I cleaned up the pipe and found it to have no draw. The stem and the shank are a poor fit, so that means to me that it is a replacement for the original, which implies that the pipe is older, maybe much older, than the stem and its’ vulcanite mouthpiece.

Using a metal pick to probe the blocked shank, I dislodged a piece of paper that had been indistinguishable from the surrounding material. Some former owner had used a heavy paper to improve the fit of the stem, but eventually clogged the shank.

 

gatorlope

Senior Member
Feb 5, 2019
401
23
South Florida
Since then, I’ve cleaned out the shank and found a successful adaptation for the fit of the stem to the shank by coiling a pipecleaner around the tapered end of the stem.
So,I’ve cleared the shank and cleaned the pipe. Since then, I’ve smoked three bowls of tobacco in it and it is performing quite satisfactorily.

BTW, the overall length of the pipe is approximately fifteen and a half inches.

 

gatorlope

Senior Member
Feb 5, 2019
401
23
South Florida
As to the material of the pipe, it might not be meerschaum or it might be meerschaum from a source other than the Turkish meerschaum that we are accustomed to. Anyway, despite it’s age and evident usage, it doesn’t show any of the coloring that a meerschaum might. Perhaps a different mineral?

I doubt that it would be bone, because I think bone would burn and stink up your tobacco and that is definitely not the case, because I have had three good smokes from it since I cleaned it.

 

mikethompson

Preferred Member
Jun 26, 2016
3,971
86
A very unique pipe!
If the age on the pipe is over 200 years old, I'm sure the bone has been thoroughly dried as to not let off a stink when used. Where did you get it?

 

husky

Member
Jul 1, 2019
140
0
Try cutting a dry piece of bone or antler with a power tool.

The smell is not pleasant.

 

gatorlope

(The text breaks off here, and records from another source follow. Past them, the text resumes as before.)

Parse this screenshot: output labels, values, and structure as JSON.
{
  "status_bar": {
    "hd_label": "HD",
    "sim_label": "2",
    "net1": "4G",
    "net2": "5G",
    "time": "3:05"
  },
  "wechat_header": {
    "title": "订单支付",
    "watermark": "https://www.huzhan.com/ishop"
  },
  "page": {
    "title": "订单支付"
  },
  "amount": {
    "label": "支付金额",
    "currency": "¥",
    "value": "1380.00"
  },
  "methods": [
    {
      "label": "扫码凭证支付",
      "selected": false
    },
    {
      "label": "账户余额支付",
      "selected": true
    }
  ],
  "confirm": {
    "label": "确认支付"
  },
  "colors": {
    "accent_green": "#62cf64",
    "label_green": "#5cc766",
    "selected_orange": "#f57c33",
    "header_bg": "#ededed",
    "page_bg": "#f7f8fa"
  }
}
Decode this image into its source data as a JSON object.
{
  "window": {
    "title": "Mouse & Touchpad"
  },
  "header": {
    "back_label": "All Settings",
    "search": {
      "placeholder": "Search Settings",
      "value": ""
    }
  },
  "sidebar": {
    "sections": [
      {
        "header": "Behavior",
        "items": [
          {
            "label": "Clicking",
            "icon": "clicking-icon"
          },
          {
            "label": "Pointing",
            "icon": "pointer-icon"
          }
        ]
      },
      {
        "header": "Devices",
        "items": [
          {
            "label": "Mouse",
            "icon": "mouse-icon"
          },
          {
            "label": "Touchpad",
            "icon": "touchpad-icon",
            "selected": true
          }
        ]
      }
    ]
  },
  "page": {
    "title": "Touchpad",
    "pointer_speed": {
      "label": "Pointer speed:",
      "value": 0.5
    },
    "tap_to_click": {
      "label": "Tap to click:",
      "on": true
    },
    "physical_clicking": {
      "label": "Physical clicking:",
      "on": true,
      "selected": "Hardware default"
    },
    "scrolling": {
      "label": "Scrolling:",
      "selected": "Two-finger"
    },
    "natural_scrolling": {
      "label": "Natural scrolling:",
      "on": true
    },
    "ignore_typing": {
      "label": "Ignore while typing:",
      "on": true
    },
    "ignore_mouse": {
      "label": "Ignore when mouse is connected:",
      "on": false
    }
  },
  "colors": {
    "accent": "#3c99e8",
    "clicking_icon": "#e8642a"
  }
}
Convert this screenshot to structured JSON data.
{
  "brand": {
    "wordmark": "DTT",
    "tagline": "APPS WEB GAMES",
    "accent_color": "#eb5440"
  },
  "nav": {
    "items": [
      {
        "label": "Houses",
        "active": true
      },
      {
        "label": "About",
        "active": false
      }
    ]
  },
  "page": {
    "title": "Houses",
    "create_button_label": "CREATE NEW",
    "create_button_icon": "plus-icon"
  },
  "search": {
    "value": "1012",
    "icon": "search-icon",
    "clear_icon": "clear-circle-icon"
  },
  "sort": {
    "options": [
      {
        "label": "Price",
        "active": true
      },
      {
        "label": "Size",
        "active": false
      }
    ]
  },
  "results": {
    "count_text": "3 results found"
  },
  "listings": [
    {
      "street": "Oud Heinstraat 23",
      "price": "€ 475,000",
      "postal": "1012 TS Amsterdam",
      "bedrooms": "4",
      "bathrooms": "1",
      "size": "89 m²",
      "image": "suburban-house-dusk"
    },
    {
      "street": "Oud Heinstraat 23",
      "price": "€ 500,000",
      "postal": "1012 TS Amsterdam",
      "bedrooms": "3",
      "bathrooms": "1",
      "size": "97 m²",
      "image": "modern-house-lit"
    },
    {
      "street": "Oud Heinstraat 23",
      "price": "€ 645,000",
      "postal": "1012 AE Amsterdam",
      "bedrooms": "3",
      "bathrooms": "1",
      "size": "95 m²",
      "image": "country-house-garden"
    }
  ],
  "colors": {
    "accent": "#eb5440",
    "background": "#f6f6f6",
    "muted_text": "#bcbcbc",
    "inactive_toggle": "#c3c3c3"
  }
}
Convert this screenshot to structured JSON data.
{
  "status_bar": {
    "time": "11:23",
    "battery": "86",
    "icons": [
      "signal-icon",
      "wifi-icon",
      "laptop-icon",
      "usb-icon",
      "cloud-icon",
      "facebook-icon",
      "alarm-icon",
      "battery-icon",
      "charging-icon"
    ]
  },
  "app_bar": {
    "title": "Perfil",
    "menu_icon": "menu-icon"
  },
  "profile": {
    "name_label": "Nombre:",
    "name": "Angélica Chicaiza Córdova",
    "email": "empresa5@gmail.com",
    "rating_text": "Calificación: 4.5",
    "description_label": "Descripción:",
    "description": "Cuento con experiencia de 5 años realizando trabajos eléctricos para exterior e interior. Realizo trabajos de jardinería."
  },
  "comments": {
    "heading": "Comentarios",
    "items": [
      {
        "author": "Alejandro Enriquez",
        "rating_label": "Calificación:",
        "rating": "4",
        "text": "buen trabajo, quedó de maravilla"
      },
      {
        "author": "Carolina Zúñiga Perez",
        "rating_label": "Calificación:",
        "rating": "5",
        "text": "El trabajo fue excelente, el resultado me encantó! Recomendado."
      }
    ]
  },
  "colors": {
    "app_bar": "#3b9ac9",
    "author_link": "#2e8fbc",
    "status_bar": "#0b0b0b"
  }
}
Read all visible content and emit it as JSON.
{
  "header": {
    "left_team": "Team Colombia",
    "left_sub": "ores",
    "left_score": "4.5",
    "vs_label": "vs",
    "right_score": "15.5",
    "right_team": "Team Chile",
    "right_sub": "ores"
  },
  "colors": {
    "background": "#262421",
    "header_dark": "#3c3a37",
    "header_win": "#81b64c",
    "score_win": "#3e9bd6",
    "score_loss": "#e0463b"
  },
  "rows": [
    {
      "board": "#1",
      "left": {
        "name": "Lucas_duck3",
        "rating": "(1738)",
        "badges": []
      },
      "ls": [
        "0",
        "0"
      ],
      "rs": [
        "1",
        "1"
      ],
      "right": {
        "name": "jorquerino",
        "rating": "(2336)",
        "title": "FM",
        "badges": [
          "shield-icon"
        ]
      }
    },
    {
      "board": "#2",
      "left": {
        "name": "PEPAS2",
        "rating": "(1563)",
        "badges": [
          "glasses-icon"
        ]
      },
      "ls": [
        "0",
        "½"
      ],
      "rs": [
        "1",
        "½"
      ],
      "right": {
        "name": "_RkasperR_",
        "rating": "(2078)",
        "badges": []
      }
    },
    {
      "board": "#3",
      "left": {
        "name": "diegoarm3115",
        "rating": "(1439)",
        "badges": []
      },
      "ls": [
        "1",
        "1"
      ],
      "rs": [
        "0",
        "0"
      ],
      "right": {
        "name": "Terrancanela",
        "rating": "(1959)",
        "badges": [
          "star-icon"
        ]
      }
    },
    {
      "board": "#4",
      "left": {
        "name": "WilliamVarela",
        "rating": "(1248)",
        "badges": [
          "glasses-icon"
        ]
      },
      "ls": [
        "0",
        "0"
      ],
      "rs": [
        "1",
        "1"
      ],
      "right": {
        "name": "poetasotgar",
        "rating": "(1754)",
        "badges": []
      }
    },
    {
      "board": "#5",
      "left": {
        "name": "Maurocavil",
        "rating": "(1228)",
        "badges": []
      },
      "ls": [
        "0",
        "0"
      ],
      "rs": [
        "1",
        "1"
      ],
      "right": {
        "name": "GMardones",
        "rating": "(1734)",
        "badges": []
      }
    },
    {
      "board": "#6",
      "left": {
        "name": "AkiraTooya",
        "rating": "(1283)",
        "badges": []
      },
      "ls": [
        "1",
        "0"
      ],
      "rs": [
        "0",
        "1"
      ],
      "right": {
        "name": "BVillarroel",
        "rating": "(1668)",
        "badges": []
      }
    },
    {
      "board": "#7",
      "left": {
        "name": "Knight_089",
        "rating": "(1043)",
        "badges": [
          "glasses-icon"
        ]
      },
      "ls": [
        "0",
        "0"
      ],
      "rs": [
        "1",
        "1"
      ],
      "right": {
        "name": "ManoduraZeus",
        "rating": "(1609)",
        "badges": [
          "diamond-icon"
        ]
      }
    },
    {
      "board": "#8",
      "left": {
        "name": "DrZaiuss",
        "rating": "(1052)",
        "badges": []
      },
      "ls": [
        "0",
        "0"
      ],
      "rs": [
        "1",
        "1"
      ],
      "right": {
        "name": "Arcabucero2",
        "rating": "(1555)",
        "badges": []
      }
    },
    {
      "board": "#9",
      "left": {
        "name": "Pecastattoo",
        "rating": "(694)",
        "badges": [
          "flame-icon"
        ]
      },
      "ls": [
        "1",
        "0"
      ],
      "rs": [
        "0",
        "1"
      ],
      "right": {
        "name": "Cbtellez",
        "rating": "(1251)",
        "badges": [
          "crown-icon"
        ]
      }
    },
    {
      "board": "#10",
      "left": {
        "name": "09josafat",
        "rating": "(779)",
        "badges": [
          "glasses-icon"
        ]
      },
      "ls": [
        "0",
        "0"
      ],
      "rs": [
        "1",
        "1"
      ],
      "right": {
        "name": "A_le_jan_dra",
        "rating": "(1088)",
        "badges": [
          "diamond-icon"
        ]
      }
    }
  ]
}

Senior Member
Feb 5, 2019
401
23
South Florida
Greneyes,, I understand why you say that part of it looks like the porous part of a bone. You’re looking at the foliage over the horse, right? But the trunk of the tree passes right through the middle of it and is as solid as the rest of the pipe. What you see as looking like the marrow part of a bone appears to be deliberately cut in order to simulate foliage. Some of the cuts appear to be round as if made by a drill bit the majority of them are neither round nor evenly shaped.

 

hugodrax

Senior Member
Jan 24, 2013
305
2
I think you'll find that's a massa meerschaum pipe that was sold in their thousands by retailers such as Sears Roebuck back around the turn of the last century.
Sometimes they have a faux date carved on them.
Or it's a dolphin leg bone. Your choice. Its Liberty Hall.

 

gatorlope

Senior Member
Feb 5, 2019
401
23
South Florida
Hugo, your pessimism is delightful!

Unfortunately, it doesn’t shed much light on the question at hand.

However, it also has given me an idea to follow up on.

Back in colonial times, trade goods were brought to America for trading with the native Americans. That included beads, arrowheads, tomahawks and I believe pipes as well.

 

hugodrax

Senior Member
Jan 24, 2013
305
2
Gatorlope:
Thanks for the sense of humour, but it's honestly not pessimism. Chances of that being an eighteenth century meerschaum are very, very low. It's an interesting pipe and I honestly mean that.
I truly believe it's an imitation meerschaum out of a mass retailer back in the day--the slight coloring on the second pick makes me believe that the wax has worn off and it's very dirty.
Also, that stem was made for decades and decades after one would think they'd stopped being produced and there was a great market for "old timey" things even 120 years ago.
If I'm wrong, I'm happy to be wrong. But what I've said doesn't take away from the fact that its interesting and there aren't many left.
There are a lot of things I'll fight over, but not pipes. When you get a positive answer, please share it.

 

canucklehead

Member
Aug 1, 2018
104
14
I think you'll find that's a massa meerschaum pipe that was sold in their thousands by retailers such as Sears Roebuck back around the turn of the last century.
I think you are correct, it looks like a German-made massa (pressed) meerschaum with the aft part of the stummel cut off, and missing its metalwork. The stem is probably original, as those pipes were mostly made between 1840-1880.